Another character who displayed the importance of relationships, and was the opposite of Jean’s character was the Latino locksmith Daniel (Michael Pena).  By first glance this man did not have half of what Jean’s character did.  He was just a working-class guy trying to make a living.  However, when we catch a glimpse of him at home with his family, our take is altogether different.  The viewer sees him under the covers with his daughter telling her a sotyr about the invisible cloak and being a dad and a family man.  His story is plauful and fun, not just matter of fact.

“She had these little stubby wings, like she could’ve glued them on, you know, like I’m gonna believe she’s a fairy. So she said, “I’ll prove it.” So she reaches into her backpack and pulls out this invisible cloak and she ties it around my neck. And she tells me that it’s impenetrable. You know  what impenetrable means? It means nothing can go through it. No bullets, nothing. She told me that if I wore it, nothing would hurt me. And I did. And my whole life, I never got shot, stabbed, nothing. I mean, how weird  is that?” (Crash).

He enjoys his time with his daughter, like tucking her in at night.  It seems that he is good at his job, but he works to live rather than lives to work.  he lloves his wife and his daughter, and the viewer cringes at the idea of something horrible happening in this family.  The scene where Daniel’s daughter almost gets shot is one of the most tense of the film.  This man, while he does not have money or status, shows the viewer what life is all about.  he forms meaningful connections in life, and these are what sustain him.

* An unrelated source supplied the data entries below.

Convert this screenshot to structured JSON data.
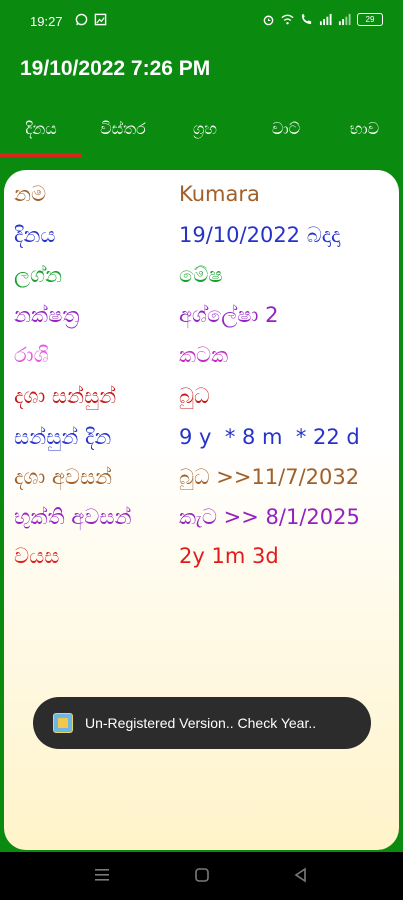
{
  "status": {
    "time": "19:27",
    "battery": "29"
  },
  "appbar": {
    "title": "19/10/2022 7:26 PM"
  },
  "tabs": [
    {
      "label": "දිනය"
    },
    {
      "label": "විස්තර"
    },
    {
      "label": "ග්‍රහ"
    },
    {
      "label": "වාට්"
    },
    {
      "label": "භාව"
    }
  ],
  "rows": [
    {
      "label": "නම",
      "value": "Kumara",
      "label_color": "#a0602b",
      "value_color": "#a0602b"
    },
    {
      "label": "දිනය",
      "value": "19/10/2022 බදාදා",
      "label_color": "#2633c9",
      "value_color": "#2633c9"
    },
    {
      "label": "ලග්න",
      "value": "මේෂ",
      "label_color": "#15a12a",
      "value_color": "#15a12a"
    },
    {
      "label": "නක්ෂත්‍ර",
      "value": "අශ්ලේෂා 2",
      "label_color": "#9422c2",
      "value_color": "#9422c2"
    },
    {
      "label": "රාශි",
      "value": "කටක",
      "label_color": "#e25ae0",
      "value_color": "#c42ac4"
    },
    {
      "label": "දශා සන්සුන්",
      "value": "බුධ",
      "label_color": "#c61a1a",
      "value_color": "#c61a1a"
    },
    {
      "label": "සන්සුන් දින",
      "value": "9 y  * 8 m  * 22 d",
      "label_color": "#2633c9",
      "value_color": "#2633c9"
    },
    {
      "label": "දශා අවසන්",
      "value": "බුධ >>11/7/2032",
      "label_color": "#a0602b",
      "value_color": "#a0602b"
    },
    {
      "label": "භුක්ති අවසන්",
      "value": "කැට >> 8/1/2025",
      "label_color": "#9422c2",
      "value_color": "#9422c2"
    },
    {
      "label": "වයස",
      "value": "2y 1m 3d",
      "label_color": "#e01b1b",
      "value_color": "#e01b1b"
    }
  ],
  "toast": {
    "text": "Un-Registered Version.. Check Year.."
  }
}
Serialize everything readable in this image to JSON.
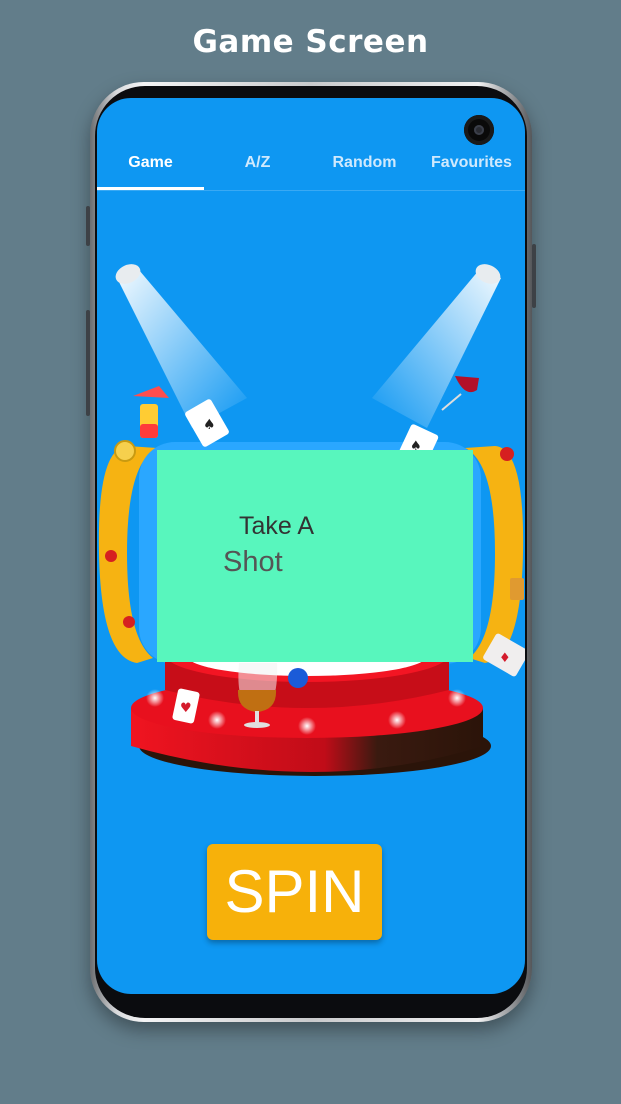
{
  "page": {
    "title": "Game Screen"
  },
  "tabs": [
    {
      "label": "Game",
      "active": true
    },
    {
      "label": "A/Z",
      "active": false
    },
    {
      "label": "Random",
      "active": false
    },
    {
      "label": "Favourites",
      "active": false
    }
  ],
  "result": {
    "line1": "Take A",
    "line2": "Shot"
  },
  "spin_button": {
    "label": "SPIN"
  },
  "colors": {
    "background": "#627d8a",
    "screen": "#0e97f2",
    "result_box": "#58f6bd",
    "spin_button": "#f7b10a",
    "wheel_rim": "#f6b312",
    "platform_red": "#e8101e"
  },
  "icons": [
    "spotlight-icon",
    "cocktail-icon",
    "wine-glass-icon",
    "playing-card-icon",
    "poker-chip-icon",
    "brandy-glass-icon",
    "whiskey-glass-icon"
  ]
}
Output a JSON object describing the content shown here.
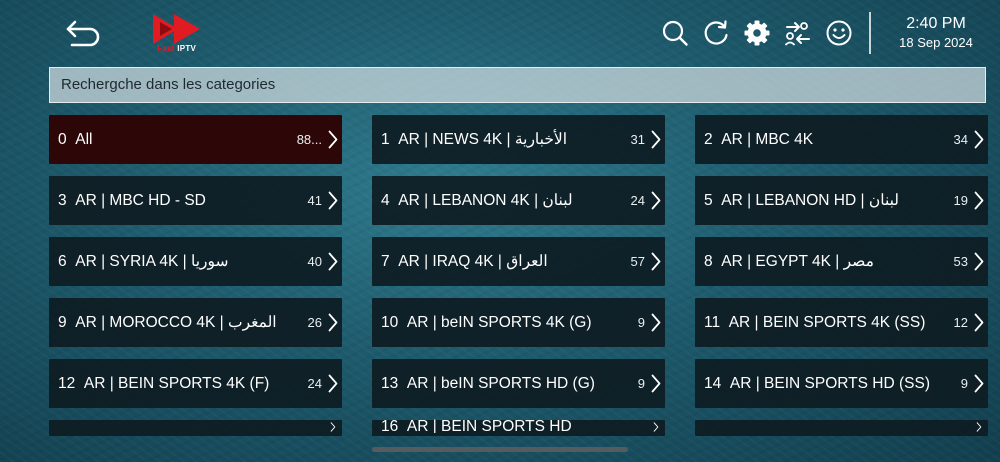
{
  "header": {
    "logo_text_part1": "Fast",
    "logo_text_part2": "IPTV",
    "time": "2:40 PM",
    "date": "18 Sep 2024",
    "icons": [
      "back-arrow-icon",
      "search-icon",
      "refresh-icon",
      "gear-icon",
      "switch-profile-icon",
      "smiley-icon"
    ]
  },
  "search": {
    "placeholder": "Rechergche dans les categories"
  },
  "colors": {
    "tile_bg": "#0e1c22",
    "selected_tile_bg": "#2d0707",
    "logo_red": "#e11b22"
  },
  "categories": [
    {
      "index": "0",
      "label": "All",
      "count": "88..."
    },
    {
      "index": "1",
      "label": "AR | NEWS 4K | الأخبارية",
      "count": "31"
    },
    {
      "index": "2",
      "label": "AR | MBC 4K",
      "count": "34"
    },
    {
      "index": "3",
      "label": "AR | MBC HD - SD",
      "count": "41"
    },
    {
      "index": "4",
      "label": "AR | LEBANON 4K | لبنان",
      "count": "24"
    },
    {
      "index": "5",
      "label": "AR | LEBANON HD | لبنان",
      "count": "19"
    },
    {
      "index": "6",
      "label": "AR | SYRIA 4K | سوريا",
      "count": "40"
    },
    {
      "index": "7",
      "label": "AR | IRAQ 4K | العراق",
      "count": "57"
    },
    {
      "index": "8",
      "label": "AR | EGYPT 4K | مصر",
      "count": "53"
    },
    {
      "index": "9",
      "label": "AR | MOROCCO 4K | المغرب",
      "count": "26"
    },
    {
      "index": "10",
      "label": "AR | beIN SPORTS 4K (G)",
      "count": "9"
    },
    {
      "index": "11",
      "label": "AR | BEIN SPORTS 4K (SS)",
      "count": "12"
    },
    {
      "index": "12",
      "label": "AR | BEIN SPORTS 4K (F)",
      "count": "24"
    },
    {
      "index": "13",
      "label": "AR | beIN SPORTS HD (G)",
      "count": "9"
    },
    {
      "index": "14",
      "label": "AR | BEIN SPORTS HD (SS)",
      "count": "9"
    },
    {
      "index": "",
      "label": "",
      "count": ""
    },
    {
      "index": "16",
      "label": "AR | BEIN SPORTS HD",
      "count": ""
    },
    {
      "index": "",
      "label": "",
      "count": ""
    }
  ]
}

And there is another character who seems to be in the middle, between Jean and Daniel in his ability or lack of ability to form relationships.  This is officer Ryan.  While he is a racist cop and does some terrible things in this movie, he is also a human being as evidenced by the scenes with his father.  Because of his powerlessness at home, he is able to commit horrible atrocities at work and yet, turn around and do something entirely redeeming.  His sense of powerlessness is because his father may have cancer, but their HMO prevents them from using a different doctor.

His father is having prostate trouble, and the viewer sees the two of them together at night in the bathroom.  The humiliation in these scenes is overwhelming, and the love between father and son is clearly shown.  But Officer Ryan takes all that out on those around him.  He tries to appeal to the caseworker Shaniqua, but he still insults her by lashing out about affirmative action.  In the end, she cannot form a connection with him, and she honestly anwers his pleas with,

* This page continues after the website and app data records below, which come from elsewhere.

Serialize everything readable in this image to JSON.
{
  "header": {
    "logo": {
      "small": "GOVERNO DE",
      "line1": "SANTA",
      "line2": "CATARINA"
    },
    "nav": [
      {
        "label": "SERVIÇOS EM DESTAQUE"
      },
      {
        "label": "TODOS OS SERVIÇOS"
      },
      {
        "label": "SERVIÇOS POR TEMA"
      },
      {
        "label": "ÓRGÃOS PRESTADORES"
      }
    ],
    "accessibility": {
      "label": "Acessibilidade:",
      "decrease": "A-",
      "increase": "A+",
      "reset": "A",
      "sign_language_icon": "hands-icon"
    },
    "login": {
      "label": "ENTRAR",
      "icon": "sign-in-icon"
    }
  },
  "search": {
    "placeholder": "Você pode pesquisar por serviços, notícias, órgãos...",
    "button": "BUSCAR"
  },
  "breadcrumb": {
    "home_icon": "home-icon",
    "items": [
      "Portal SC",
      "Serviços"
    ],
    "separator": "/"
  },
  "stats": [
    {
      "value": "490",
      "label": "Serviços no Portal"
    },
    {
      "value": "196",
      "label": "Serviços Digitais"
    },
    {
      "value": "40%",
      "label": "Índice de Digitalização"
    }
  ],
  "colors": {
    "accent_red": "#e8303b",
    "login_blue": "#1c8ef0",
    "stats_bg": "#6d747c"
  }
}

“Your father sounds like a good man. And if he’d come in here today I probably would have approved his request. But he didn’t come in, you did. And for his sake, that’s a real shame.”

We can’t really blame Shaniqua for not wanting to help him, but the viewer wishes that she would.  Again and again we are shown what happens when we lack compassion and empathy for others and do not form relationships.

The title itself and the opening quote implies that we are too busy with our own lives to get to know others, but that many of our preconceived notions or prejudices would be gone if only we would take the time.  This applies for people from all walks of life.  If rich people never do things where they come into contact with different types of people, the preconceived notions will continue to exist.  The other lesson here is that everyone has a story and a reason for acting the way they do.  If human beings could just take the time to learn about toehrs, we could at least begin to understand why they act the way they do.  Crash does a phenomenal job of showing us these things without preaching.

Works Cited

Chang, Jeff and Chan, Sylvia.  “Can White Hollywood Get Race Right?”  Posted July 19, 2005.  Retrived April 27, 2007 at http://www.alternet.org/movies/23597/?page=3

Jensen, Robert and Wosnitzer, Robert.  2006.  “Crash the and Self-Indulgence of White            America”.  Retrieved April 26, 2007 at   http://www.nthposition.com/crashandtheself-indulgence.php